Exercise goal: Wherever the listing has a line with the string "dashed", copy that line out.
===== Records to use =====
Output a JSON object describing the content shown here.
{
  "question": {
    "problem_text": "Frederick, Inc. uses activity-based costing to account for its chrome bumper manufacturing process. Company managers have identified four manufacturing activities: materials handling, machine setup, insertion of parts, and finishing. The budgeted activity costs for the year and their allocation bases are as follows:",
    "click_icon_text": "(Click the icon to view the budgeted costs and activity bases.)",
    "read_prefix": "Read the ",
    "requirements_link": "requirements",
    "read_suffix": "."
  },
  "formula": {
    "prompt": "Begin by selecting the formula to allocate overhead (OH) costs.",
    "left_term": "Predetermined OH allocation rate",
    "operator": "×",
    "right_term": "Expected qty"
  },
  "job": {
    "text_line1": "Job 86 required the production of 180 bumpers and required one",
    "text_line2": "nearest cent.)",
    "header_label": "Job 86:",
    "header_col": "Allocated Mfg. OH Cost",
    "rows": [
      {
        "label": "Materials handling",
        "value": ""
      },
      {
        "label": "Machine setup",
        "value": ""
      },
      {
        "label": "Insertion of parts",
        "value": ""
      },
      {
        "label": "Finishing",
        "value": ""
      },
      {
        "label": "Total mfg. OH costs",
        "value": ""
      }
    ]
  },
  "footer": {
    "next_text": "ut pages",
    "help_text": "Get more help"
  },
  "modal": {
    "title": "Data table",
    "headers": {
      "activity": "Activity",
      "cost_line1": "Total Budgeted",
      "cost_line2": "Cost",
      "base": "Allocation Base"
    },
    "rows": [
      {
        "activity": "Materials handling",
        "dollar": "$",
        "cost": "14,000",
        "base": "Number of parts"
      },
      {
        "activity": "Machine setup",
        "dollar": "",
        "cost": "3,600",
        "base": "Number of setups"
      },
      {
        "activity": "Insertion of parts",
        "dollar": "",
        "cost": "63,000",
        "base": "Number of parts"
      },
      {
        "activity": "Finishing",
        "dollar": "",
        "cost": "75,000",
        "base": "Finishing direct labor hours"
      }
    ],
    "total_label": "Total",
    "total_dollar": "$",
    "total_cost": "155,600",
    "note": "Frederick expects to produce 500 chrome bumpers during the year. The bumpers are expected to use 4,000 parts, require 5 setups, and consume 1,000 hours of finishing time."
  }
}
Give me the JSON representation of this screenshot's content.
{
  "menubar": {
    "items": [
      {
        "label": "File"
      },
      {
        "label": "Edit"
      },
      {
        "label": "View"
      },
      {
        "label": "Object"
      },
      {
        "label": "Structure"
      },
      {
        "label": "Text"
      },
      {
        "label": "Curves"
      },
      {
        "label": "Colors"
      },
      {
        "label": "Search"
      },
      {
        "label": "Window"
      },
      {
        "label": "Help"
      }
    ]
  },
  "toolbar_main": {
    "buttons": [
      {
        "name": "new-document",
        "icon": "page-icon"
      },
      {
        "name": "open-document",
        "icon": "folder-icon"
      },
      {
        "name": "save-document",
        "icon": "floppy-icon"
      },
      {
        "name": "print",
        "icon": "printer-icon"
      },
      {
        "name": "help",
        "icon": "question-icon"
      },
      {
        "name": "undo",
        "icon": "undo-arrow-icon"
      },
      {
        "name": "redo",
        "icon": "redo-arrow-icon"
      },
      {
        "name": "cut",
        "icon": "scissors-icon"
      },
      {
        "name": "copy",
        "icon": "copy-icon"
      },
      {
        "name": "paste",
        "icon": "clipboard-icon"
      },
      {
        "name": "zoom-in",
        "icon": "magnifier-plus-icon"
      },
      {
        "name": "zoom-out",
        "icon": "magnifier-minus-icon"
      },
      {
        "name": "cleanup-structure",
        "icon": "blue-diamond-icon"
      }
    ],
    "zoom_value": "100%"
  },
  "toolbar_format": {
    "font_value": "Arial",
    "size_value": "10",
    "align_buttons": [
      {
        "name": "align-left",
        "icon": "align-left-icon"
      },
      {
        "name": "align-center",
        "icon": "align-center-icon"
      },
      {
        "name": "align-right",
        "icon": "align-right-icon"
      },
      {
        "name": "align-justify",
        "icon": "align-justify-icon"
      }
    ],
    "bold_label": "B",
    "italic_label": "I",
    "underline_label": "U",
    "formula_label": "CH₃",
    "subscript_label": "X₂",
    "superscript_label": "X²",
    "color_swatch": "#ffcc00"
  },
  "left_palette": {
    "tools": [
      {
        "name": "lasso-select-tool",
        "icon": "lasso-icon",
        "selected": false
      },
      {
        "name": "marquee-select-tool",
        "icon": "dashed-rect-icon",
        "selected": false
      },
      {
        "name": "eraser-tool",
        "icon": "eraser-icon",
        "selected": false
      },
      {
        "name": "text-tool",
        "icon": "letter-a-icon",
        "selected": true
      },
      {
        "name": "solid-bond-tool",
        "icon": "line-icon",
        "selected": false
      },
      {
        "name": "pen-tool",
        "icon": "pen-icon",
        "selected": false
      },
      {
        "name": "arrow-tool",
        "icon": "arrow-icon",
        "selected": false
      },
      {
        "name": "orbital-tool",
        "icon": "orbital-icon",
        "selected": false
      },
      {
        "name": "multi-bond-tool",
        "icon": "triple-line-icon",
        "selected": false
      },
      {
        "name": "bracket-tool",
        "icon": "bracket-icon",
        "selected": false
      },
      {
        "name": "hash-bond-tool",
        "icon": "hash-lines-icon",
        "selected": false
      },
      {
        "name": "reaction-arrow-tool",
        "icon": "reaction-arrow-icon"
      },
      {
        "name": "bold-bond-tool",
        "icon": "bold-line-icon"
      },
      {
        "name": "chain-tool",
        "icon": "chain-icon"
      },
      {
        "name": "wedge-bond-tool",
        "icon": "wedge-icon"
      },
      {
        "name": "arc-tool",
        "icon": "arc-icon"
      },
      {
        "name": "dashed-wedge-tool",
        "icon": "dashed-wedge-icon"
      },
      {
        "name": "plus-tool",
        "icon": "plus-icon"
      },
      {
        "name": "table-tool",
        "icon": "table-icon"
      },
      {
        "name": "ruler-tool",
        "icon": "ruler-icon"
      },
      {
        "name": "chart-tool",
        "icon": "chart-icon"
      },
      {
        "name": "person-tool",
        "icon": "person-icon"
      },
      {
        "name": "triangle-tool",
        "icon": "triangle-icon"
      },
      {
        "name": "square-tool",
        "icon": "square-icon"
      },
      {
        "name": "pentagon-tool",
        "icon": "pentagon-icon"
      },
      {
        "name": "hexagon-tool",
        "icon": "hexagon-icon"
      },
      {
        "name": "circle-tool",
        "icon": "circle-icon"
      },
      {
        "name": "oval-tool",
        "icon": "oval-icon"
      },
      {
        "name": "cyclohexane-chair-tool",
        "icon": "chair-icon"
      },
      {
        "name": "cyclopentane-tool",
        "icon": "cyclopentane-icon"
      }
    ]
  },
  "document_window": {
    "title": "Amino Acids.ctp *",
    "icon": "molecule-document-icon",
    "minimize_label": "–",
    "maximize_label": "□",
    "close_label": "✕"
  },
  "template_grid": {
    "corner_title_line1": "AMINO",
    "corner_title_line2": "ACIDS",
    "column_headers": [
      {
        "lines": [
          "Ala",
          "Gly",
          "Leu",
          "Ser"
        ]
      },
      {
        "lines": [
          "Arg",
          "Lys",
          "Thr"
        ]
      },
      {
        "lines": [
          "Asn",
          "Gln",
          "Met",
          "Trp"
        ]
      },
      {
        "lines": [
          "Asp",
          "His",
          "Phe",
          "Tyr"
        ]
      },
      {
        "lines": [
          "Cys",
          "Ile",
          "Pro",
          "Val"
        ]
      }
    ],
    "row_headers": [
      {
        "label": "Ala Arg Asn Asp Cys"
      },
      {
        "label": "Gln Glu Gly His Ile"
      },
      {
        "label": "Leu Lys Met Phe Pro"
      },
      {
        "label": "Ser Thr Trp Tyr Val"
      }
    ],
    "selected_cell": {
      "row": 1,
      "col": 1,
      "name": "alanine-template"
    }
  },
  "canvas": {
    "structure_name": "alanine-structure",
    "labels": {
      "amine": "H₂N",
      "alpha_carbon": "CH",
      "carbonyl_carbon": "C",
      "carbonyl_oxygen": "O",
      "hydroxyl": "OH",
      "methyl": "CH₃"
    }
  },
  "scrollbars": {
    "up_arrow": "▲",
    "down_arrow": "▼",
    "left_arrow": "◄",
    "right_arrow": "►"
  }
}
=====
Your solution:
        "icon": "dashed-rect-icon",
        "name": "dashed-wedge-tool",
        "icon": "dashed-wedge-icon"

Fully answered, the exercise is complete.